Pair of horn plaques

Pair of horn Plaques

China, Yuan or Ming dynasty 12th – 14th century

Length: 3 1/2 inches, 8.8 cm
Height: 2 1/2 inches, 6.4 cm

A pair of openwork horn plaques of curved rectangular form, each carved with a horned mythical animal, qilin, walking through cloud scrolls, each holding in its mouth a beribboned scroll. The top and bottom rims of the plaques have a row of holes drilled into them.


The present plaques are carved in a very unusual material, namely horn.
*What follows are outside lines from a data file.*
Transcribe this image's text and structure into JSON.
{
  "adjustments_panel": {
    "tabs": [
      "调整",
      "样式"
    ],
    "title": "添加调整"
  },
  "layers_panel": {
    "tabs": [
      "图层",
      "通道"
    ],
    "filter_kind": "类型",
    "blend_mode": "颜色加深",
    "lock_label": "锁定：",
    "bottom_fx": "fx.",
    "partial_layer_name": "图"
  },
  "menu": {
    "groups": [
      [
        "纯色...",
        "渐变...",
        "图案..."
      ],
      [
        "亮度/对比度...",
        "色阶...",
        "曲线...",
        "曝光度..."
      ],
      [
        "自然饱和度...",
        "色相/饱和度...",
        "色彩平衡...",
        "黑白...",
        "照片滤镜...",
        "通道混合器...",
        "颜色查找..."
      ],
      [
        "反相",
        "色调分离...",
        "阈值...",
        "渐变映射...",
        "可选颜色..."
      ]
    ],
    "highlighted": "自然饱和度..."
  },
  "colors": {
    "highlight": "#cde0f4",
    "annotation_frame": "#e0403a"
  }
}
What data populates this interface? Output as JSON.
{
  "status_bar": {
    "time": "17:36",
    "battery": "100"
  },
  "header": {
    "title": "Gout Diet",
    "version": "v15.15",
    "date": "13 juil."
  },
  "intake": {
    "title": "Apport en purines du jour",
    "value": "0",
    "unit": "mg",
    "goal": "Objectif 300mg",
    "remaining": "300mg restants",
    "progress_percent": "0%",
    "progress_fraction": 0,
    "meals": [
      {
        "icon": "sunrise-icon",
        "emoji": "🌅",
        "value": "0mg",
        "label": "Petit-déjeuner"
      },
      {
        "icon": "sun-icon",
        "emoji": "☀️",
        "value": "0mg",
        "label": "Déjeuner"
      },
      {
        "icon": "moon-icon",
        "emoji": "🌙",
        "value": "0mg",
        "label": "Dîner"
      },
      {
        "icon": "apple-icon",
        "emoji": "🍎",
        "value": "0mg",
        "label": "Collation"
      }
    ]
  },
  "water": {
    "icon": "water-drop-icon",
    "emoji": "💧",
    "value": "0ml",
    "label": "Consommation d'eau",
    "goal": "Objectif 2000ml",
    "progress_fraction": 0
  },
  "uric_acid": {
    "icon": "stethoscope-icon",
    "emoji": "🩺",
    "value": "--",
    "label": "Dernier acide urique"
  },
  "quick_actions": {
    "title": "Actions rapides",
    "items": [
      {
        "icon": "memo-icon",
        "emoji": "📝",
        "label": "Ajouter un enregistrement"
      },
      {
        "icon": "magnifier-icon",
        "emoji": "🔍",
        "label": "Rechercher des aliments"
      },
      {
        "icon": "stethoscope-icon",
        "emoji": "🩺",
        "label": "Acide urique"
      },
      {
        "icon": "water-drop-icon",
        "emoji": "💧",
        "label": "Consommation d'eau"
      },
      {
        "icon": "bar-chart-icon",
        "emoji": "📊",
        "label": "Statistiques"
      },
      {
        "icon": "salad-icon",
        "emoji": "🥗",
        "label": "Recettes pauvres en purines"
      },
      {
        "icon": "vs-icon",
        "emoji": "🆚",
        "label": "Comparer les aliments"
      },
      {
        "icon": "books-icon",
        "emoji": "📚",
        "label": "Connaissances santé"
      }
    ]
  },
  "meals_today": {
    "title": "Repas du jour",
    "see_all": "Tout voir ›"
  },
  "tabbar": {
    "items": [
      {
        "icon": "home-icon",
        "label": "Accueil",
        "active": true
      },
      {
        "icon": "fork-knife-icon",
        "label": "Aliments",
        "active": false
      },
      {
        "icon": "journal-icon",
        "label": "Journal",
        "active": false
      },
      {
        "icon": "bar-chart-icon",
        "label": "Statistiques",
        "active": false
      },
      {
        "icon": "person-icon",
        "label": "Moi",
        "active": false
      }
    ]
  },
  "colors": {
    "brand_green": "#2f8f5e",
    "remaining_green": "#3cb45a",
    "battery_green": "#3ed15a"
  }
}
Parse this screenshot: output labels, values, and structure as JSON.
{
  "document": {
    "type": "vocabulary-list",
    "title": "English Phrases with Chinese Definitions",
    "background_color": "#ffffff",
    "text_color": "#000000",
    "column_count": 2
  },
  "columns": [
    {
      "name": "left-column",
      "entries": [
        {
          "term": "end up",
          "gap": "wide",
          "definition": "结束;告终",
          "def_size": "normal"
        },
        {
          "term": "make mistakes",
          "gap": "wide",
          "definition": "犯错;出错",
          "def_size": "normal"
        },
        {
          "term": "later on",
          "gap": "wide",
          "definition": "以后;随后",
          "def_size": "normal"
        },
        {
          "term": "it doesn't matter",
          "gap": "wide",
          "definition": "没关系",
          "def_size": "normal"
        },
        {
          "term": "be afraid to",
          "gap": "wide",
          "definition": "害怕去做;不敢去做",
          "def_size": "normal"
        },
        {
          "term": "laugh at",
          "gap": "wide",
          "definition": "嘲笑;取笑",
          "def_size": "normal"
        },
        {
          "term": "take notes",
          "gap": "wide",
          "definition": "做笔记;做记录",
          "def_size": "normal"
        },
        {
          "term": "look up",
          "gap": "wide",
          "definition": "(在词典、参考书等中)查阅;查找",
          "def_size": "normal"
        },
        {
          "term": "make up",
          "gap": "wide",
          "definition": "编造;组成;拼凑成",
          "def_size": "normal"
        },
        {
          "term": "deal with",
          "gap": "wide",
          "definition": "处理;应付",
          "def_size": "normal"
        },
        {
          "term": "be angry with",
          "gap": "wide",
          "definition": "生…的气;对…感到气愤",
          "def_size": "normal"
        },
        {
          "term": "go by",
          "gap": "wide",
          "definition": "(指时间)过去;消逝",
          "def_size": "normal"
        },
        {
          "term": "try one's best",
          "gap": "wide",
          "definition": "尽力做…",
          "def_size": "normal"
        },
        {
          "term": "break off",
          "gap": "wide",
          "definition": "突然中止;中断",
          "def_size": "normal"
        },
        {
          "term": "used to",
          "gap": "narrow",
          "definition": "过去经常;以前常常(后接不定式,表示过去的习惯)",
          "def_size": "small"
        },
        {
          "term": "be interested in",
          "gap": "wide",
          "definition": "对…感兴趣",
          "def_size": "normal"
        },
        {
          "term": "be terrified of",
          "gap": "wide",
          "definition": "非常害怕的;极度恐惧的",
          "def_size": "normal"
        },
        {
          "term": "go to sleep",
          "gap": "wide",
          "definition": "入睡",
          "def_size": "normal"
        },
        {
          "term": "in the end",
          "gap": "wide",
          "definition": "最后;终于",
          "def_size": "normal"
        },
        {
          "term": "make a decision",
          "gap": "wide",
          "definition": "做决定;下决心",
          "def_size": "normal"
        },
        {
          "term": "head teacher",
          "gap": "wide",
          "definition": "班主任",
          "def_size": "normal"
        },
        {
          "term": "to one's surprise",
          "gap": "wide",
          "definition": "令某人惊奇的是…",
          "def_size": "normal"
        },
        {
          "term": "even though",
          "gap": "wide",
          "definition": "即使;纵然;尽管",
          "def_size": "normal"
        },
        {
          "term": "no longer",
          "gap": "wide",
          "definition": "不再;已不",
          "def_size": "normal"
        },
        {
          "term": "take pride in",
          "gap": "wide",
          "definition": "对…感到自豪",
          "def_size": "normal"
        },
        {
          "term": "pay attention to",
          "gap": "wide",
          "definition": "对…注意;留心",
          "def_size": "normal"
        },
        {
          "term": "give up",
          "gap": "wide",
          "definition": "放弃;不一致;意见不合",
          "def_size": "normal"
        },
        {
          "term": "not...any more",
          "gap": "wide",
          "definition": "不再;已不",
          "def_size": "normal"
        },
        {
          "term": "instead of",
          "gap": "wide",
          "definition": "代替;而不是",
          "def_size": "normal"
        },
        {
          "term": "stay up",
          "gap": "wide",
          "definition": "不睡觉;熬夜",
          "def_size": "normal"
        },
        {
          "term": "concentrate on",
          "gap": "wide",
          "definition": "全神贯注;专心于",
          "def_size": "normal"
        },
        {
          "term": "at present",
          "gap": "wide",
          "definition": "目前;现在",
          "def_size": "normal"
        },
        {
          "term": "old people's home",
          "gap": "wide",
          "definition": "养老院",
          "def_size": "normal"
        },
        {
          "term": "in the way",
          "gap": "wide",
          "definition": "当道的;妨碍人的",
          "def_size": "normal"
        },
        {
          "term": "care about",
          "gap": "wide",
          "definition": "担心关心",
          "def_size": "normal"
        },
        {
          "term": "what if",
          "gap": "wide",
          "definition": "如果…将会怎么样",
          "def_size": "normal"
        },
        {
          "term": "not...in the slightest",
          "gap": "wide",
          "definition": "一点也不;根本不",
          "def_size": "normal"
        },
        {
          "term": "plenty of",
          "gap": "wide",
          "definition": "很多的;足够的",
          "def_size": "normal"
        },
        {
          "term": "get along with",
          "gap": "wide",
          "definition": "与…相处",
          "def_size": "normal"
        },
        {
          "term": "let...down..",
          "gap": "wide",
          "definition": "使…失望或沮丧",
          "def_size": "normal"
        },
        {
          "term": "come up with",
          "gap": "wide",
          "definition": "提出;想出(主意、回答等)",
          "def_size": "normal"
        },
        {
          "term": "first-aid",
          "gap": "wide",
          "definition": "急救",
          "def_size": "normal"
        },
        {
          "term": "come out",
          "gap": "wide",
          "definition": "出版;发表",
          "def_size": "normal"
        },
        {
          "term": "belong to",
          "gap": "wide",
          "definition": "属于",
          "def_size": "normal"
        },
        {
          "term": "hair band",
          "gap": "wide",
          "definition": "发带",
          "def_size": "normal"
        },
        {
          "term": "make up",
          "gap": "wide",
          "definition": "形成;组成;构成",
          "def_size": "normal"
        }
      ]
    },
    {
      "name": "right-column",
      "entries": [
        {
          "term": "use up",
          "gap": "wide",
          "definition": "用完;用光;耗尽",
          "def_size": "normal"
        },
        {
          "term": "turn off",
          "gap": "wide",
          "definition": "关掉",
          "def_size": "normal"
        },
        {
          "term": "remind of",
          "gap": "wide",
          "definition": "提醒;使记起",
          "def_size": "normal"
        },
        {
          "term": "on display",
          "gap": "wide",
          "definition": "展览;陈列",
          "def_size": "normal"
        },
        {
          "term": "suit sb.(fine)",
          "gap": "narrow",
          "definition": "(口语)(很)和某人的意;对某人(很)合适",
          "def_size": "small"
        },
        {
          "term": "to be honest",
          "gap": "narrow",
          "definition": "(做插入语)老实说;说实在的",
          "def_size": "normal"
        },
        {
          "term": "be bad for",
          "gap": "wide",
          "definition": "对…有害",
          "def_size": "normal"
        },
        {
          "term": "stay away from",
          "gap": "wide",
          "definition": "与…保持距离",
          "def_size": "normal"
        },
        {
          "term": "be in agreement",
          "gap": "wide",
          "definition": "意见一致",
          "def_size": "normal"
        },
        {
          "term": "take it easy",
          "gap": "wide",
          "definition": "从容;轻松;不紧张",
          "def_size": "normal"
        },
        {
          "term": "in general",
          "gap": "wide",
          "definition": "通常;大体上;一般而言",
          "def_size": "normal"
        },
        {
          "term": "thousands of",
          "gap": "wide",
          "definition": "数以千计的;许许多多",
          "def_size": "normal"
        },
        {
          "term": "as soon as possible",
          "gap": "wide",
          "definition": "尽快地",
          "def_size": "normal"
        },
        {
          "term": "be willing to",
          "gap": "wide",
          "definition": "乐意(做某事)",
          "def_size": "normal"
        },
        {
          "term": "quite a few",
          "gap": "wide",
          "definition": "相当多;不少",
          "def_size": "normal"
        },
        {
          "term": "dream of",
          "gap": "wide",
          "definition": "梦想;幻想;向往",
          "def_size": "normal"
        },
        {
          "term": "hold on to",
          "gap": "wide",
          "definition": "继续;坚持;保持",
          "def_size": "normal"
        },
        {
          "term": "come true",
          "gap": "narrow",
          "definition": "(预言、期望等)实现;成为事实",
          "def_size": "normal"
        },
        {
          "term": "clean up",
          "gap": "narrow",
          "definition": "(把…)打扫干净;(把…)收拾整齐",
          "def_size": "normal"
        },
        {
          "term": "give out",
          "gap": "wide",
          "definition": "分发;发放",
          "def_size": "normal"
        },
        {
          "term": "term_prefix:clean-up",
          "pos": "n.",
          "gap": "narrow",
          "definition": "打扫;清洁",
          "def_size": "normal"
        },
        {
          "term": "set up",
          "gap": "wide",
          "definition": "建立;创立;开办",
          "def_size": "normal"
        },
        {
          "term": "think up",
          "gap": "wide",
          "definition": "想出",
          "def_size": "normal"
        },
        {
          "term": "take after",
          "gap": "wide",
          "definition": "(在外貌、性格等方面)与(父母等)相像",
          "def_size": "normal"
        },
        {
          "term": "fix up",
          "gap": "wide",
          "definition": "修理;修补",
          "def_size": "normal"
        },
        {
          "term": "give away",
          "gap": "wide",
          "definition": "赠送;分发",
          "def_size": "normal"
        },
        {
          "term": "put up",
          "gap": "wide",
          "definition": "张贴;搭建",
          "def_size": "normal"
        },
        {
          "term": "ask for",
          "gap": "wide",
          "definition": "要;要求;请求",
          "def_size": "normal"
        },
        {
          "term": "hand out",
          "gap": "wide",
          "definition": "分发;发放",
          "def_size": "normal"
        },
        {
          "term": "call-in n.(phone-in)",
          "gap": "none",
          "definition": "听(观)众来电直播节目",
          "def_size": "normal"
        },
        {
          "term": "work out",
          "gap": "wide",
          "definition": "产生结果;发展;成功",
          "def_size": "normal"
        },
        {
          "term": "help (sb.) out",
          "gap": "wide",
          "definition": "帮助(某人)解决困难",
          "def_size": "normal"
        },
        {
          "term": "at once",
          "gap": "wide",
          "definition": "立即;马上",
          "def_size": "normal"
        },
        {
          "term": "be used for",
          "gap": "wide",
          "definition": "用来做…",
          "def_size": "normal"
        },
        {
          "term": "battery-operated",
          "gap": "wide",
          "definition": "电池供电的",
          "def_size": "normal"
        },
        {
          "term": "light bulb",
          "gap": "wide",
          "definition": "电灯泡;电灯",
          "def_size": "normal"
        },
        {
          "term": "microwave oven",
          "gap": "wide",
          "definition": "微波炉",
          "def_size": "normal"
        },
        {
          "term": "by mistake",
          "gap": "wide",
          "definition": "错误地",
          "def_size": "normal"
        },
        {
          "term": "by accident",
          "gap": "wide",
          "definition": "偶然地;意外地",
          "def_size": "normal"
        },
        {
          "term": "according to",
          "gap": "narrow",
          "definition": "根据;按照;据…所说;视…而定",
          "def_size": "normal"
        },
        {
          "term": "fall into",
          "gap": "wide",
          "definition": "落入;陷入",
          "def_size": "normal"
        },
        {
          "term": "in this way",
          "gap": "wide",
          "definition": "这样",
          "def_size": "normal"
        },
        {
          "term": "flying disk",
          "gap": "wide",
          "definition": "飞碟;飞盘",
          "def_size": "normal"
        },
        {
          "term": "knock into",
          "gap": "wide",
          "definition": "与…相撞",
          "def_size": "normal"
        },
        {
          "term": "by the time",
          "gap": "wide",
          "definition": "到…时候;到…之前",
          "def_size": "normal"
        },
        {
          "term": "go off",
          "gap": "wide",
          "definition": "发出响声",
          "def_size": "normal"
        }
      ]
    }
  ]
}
Most comparable plaques are carved either in jade or in ivory.  A particularly similar plaque in ivory from the Kwan Collection, dated to the Jiajing or Wanli period (1522 – 1620) features a baize, a mythical animal that can speak in human language.[1]  A Ming dynasty jade plaque carved with a qilin, probably made to be inserted in a belt, is in the collection of the Palace Museum, Beijing.[2]

  1. Mayching Kao ed. Chinese Ivories from the Kwan Collection, 1990, Art Gallery, the Chinese University of Hong Kong, no. 88, p. 204
  2. Compendium of Collections in the Palace Museum, Jade, vol.6- Ming dynasty, The Forbidden City Publishing House, Beijing, 2011, no. 187, p. 203